**EXERCISE GOAL**: Pull every line containing "Eject" from the listing.

**DATA PROVIDED**:
------------------------------

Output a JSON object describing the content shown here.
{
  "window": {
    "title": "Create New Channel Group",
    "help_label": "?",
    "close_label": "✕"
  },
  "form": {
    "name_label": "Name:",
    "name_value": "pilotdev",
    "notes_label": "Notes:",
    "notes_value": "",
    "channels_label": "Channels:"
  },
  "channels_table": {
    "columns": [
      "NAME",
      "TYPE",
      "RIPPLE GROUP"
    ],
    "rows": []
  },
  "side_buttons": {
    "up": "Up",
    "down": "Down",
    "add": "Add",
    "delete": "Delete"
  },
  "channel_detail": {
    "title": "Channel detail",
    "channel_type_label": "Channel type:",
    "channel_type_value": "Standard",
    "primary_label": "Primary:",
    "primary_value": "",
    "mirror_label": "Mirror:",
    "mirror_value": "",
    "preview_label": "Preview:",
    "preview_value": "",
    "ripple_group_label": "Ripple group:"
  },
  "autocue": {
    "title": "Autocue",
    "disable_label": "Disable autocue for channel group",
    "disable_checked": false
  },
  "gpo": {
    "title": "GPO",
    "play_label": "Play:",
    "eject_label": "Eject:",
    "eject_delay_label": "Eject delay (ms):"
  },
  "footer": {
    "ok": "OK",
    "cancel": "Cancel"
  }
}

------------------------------

**TASK RESPONSE**:
    "eject_label": "Eject:",
    "eject_delay_label": "Eject delay (ms):"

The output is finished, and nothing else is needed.